» **WORK INSTRUCTION**
The answer is every line in the data below that contains the word "accent".

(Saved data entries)
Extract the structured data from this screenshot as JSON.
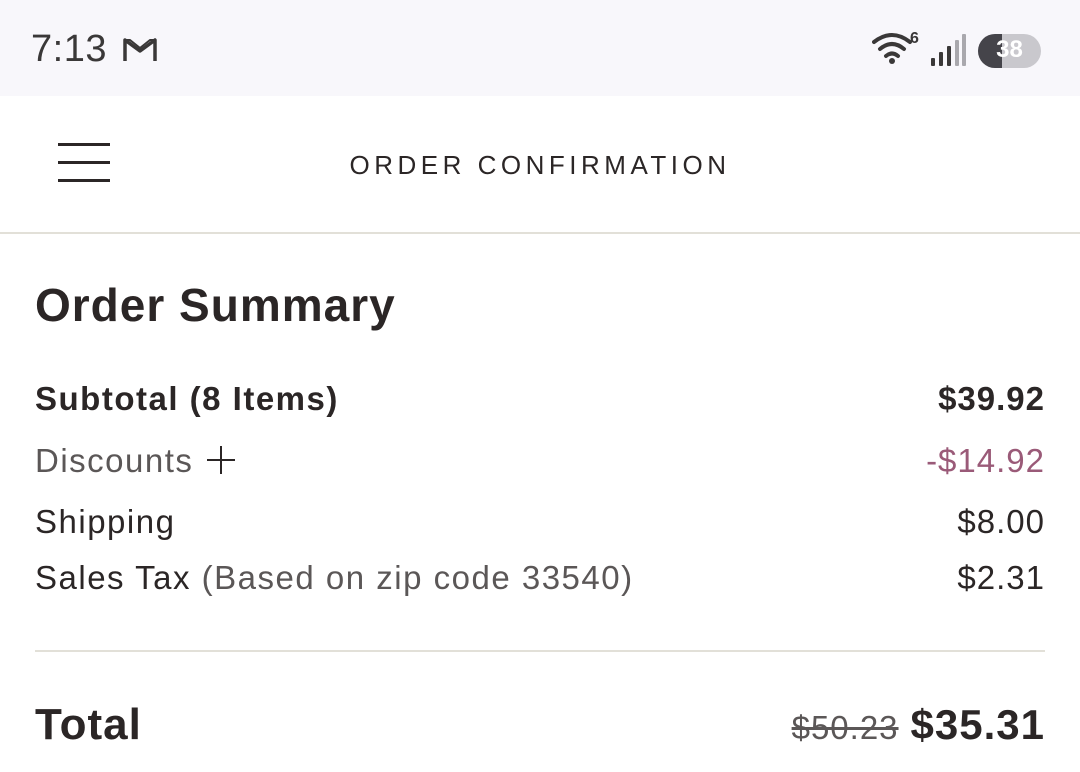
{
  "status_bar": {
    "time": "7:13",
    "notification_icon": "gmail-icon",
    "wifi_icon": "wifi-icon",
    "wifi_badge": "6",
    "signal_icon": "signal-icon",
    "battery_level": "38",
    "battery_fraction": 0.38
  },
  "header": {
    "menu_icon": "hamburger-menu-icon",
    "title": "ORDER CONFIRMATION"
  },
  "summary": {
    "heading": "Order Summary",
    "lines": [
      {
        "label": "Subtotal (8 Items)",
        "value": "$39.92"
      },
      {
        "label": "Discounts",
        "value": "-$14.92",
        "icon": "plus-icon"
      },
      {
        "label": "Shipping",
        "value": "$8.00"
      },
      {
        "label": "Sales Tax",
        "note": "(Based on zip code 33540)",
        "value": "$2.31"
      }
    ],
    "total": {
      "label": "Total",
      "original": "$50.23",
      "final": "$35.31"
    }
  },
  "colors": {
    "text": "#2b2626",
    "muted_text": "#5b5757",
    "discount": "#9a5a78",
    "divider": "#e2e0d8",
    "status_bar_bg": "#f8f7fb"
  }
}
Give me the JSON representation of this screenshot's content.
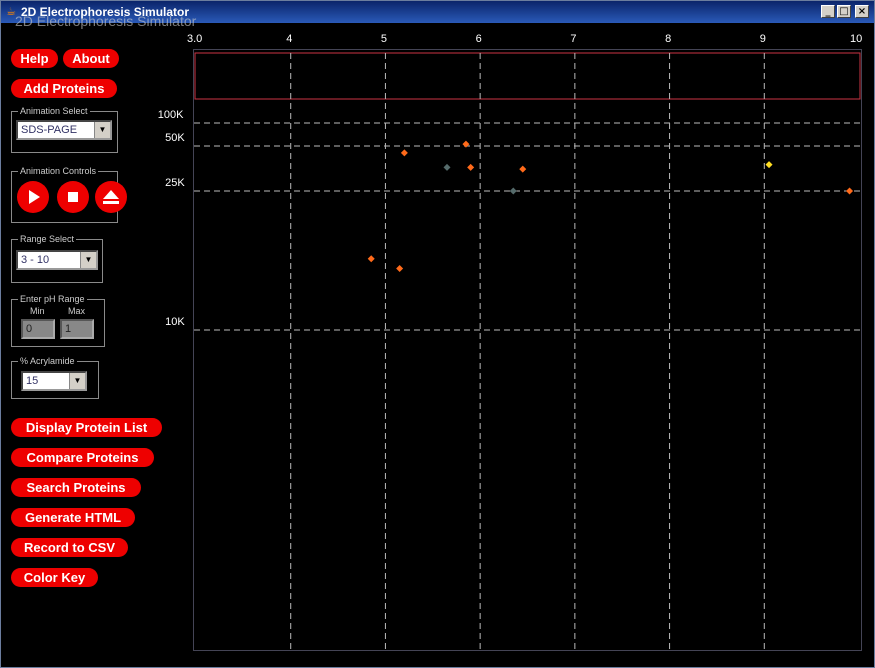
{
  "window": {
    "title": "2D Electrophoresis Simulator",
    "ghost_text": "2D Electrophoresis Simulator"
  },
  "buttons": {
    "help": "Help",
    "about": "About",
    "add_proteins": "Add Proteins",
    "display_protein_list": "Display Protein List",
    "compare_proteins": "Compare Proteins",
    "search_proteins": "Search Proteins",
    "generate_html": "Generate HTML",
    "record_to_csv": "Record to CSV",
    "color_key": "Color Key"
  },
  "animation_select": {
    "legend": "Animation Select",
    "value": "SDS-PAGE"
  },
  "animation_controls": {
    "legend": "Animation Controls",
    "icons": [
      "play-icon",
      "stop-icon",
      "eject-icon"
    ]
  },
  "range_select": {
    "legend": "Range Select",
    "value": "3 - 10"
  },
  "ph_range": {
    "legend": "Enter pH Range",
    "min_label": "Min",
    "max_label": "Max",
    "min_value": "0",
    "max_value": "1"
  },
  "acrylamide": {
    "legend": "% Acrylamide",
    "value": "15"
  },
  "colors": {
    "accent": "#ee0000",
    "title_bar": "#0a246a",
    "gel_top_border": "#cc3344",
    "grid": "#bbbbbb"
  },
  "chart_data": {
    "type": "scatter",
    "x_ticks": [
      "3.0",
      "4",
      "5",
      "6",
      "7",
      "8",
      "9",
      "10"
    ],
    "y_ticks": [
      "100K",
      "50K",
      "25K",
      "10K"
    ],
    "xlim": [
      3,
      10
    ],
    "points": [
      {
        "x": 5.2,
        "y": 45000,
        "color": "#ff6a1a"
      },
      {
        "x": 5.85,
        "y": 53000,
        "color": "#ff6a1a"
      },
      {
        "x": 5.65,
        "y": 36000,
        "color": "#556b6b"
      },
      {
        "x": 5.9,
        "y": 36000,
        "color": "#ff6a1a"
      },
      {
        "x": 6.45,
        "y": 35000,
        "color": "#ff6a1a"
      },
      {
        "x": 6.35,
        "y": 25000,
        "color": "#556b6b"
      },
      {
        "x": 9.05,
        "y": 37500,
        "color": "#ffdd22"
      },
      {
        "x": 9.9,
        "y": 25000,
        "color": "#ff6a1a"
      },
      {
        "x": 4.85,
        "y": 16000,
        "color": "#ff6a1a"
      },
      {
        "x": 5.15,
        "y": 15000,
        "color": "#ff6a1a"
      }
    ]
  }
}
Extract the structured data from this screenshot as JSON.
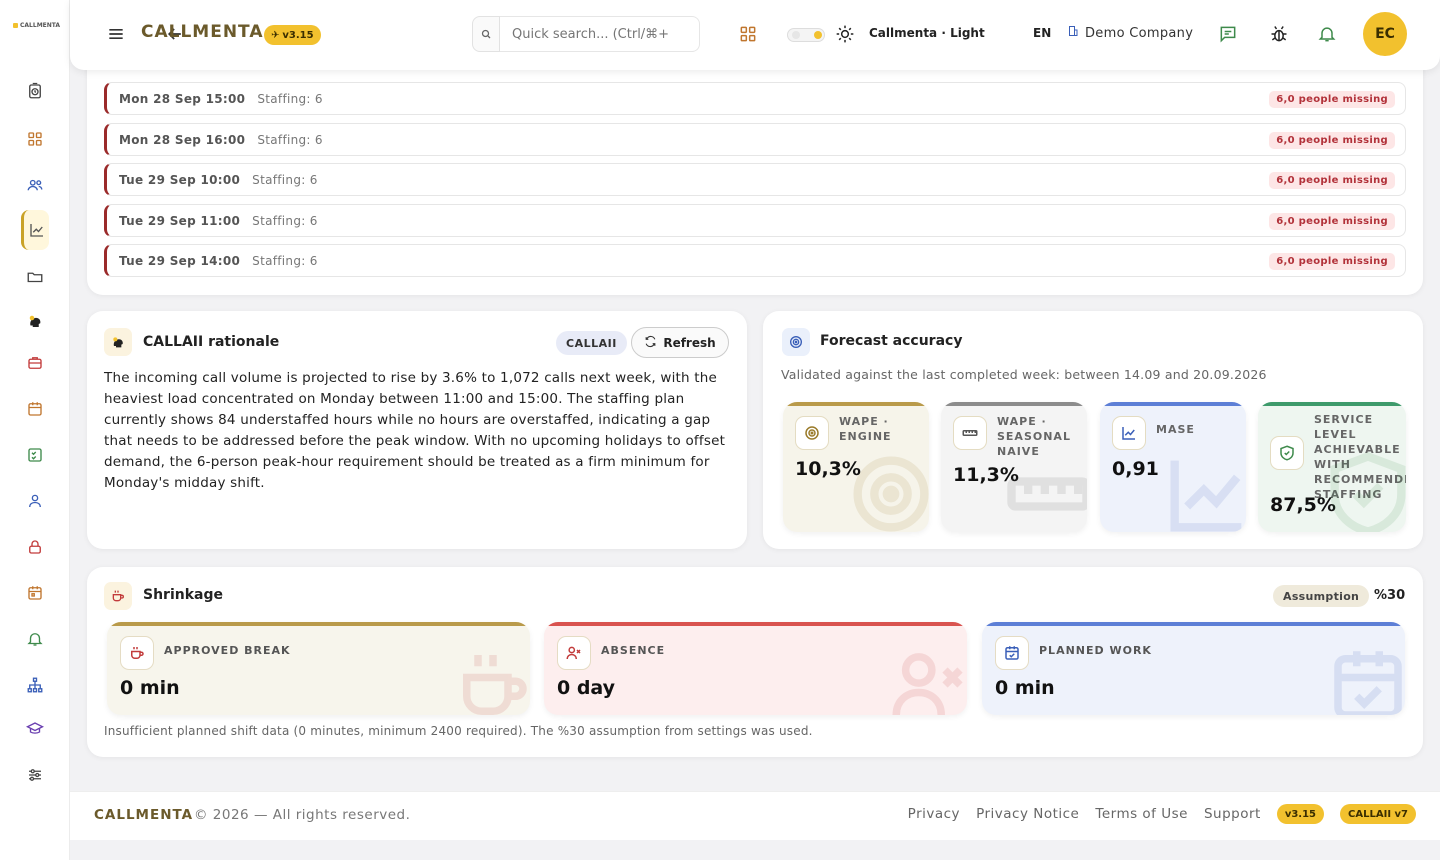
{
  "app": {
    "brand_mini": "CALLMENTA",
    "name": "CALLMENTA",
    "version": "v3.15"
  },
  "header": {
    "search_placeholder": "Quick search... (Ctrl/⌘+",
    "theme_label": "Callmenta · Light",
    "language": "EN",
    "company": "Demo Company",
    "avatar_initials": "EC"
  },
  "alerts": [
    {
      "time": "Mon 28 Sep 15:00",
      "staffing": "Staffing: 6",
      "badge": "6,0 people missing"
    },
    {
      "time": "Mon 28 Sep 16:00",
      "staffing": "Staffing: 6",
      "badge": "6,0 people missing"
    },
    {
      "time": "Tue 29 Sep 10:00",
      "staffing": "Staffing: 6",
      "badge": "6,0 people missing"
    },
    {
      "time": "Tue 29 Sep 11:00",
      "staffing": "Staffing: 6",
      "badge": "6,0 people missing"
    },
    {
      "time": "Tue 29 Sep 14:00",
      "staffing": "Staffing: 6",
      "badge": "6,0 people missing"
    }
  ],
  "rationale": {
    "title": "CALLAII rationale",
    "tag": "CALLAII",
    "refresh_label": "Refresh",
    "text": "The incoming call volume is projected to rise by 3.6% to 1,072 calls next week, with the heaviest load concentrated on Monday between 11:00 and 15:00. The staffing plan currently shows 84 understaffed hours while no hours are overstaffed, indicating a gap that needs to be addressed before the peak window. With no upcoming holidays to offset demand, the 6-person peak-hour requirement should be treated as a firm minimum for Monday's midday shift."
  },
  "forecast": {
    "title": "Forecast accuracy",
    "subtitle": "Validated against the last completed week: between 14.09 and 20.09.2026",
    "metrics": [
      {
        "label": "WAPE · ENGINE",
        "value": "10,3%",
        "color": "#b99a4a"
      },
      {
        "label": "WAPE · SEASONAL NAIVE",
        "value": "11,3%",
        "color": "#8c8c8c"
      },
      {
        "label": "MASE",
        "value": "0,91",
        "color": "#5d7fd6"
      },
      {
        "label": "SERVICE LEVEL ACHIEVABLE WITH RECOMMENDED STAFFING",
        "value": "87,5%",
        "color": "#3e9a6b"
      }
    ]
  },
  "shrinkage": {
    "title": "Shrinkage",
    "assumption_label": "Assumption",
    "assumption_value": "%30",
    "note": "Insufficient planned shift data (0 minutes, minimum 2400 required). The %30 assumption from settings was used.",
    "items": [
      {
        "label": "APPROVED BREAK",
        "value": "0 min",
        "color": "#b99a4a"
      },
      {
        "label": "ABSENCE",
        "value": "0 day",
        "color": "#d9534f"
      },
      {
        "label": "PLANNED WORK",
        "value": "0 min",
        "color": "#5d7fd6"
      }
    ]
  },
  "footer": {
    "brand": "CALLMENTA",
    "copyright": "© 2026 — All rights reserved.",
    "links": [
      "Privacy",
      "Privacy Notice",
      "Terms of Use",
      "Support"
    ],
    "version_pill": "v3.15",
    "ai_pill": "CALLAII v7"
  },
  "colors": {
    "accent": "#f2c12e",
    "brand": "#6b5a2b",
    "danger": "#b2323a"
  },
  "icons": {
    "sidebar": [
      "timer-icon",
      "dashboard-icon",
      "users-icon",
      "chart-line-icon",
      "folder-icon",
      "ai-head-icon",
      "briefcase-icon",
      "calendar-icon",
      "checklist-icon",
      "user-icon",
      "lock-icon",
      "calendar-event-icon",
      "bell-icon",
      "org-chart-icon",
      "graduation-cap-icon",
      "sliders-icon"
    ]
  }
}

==

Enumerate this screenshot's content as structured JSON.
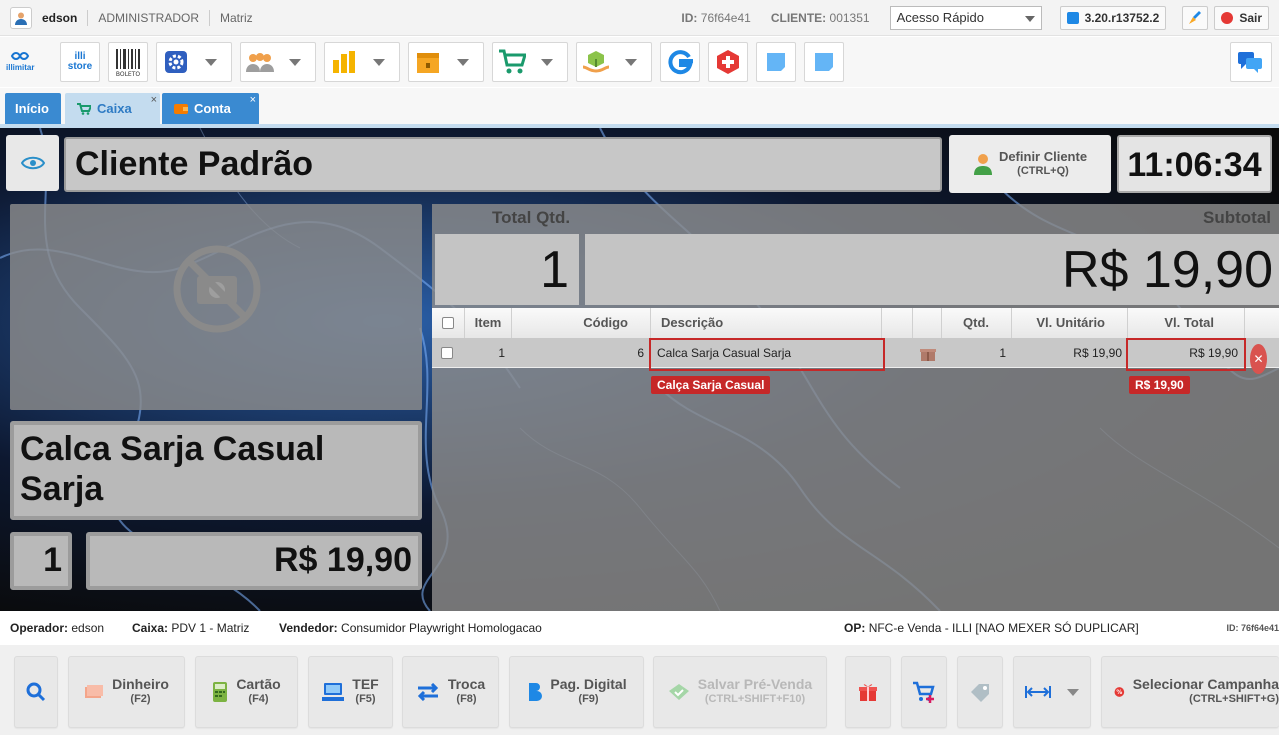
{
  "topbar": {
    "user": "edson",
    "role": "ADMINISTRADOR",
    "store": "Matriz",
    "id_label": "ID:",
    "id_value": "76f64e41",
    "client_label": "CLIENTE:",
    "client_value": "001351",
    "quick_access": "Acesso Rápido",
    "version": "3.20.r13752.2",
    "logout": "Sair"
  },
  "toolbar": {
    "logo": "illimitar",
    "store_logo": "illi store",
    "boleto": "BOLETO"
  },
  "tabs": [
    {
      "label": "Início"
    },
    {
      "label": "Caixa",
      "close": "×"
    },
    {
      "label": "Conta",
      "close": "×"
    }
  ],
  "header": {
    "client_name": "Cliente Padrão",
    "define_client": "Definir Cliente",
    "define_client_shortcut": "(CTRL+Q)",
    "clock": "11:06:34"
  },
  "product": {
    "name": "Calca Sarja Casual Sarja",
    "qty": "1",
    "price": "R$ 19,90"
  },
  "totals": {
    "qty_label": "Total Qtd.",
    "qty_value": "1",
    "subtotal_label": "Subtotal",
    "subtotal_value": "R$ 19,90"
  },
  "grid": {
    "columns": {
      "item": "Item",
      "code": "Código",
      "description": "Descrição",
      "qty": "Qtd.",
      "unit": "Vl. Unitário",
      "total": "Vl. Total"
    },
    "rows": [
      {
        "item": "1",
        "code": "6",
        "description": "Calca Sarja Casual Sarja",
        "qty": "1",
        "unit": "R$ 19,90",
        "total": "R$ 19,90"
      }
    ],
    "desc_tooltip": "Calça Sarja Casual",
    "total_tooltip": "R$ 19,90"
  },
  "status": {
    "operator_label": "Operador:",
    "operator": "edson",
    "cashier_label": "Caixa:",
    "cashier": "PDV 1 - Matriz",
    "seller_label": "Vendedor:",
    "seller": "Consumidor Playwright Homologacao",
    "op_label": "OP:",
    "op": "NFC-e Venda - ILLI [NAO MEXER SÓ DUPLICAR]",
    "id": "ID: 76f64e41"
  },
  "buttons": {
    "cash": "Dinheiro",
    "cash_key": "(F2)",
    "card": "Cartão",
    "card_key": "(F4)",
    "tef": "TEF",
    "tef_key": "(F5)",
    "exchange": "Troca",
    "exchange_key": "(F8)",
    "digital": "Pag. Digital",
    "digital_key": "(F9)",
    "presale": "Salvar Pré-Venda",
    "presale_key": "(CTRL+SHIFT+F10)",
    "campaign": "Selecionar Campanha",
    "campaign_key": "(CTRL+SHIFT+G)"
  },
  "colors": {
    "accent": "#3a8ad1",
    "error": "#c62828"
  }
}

» **SOLVED PROBLEM**
    "accent": "#ee0000",
    "accent": "#f2c12e",
    "accent": "#3a8ad1",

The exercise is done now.